Windows Insiders who are running the Windows 10 preview builds
could get the ability to run Android apps natively as part
of the ‘Project Latte’. According to references spotted in a
private document, the rumoured project is apparently real and
Microsoft wants to release it in the second half of next year.
As you may know, Microsoft previously enabled support for
Android apps in Windows 10 for its mobile devices (Windows
Phone lineup). At that time, the initiative was codenamed
‘Astoria’ and it worked better than expected as users were able
to run most Android apps on Windows Phones.
Project Astoria was ultimately abandoned and Microsoft started
focusing more on the UWP apps.
In 2021, Microsoft is planning to revive the idea and bring
Android apps to the Windows Store.
Project Latte will basically allow app developers to publish
their Android apps as an MSIX package after ‘conversion’. Once
done, developers can publish their apps on the Microsoft Store
and the process won’t require code changes as long as Google
services are not involved.
According to references spotted in a private document,
Project Latte is real and
it’s all about Android apps support for Windows 10. Windows
Subsystem for Linux (WSL) powers this feature and Microsoft
will also create its own Android subsystem to make Android apps
run on the desktop.
It’s also worth noting that the upcoming Windows 10 21H2
preview builds will include support for Linux-based GUI apps
via WSL. This would also contribute to Android apps support.
Project Latte won’t include support for Play Services, as
Google limits its Play Services to select business partners and
It will be possible to replace the Google Play Services APIs in
the converted apps with Microsoft’s APIs and this would remove

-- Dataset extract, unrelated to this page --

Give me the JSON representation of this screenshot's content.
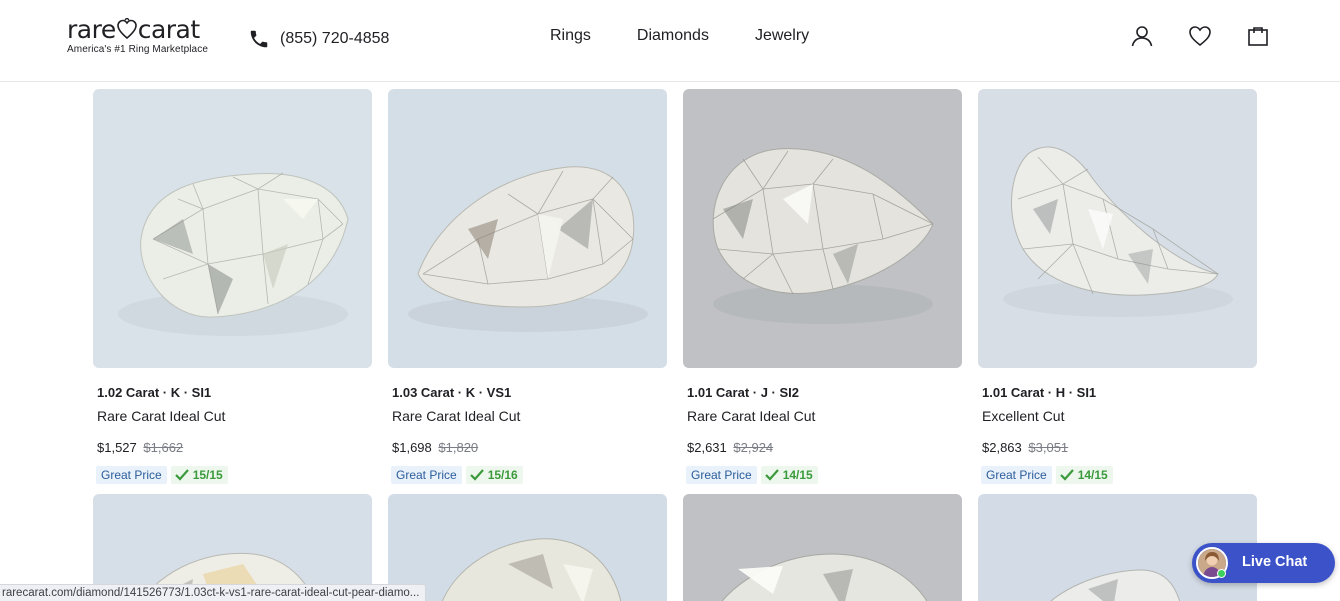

those dependencies without breaking the mobile apps.
Do you like the idea of Android apps on Windows 10? Let us know
in the comments below.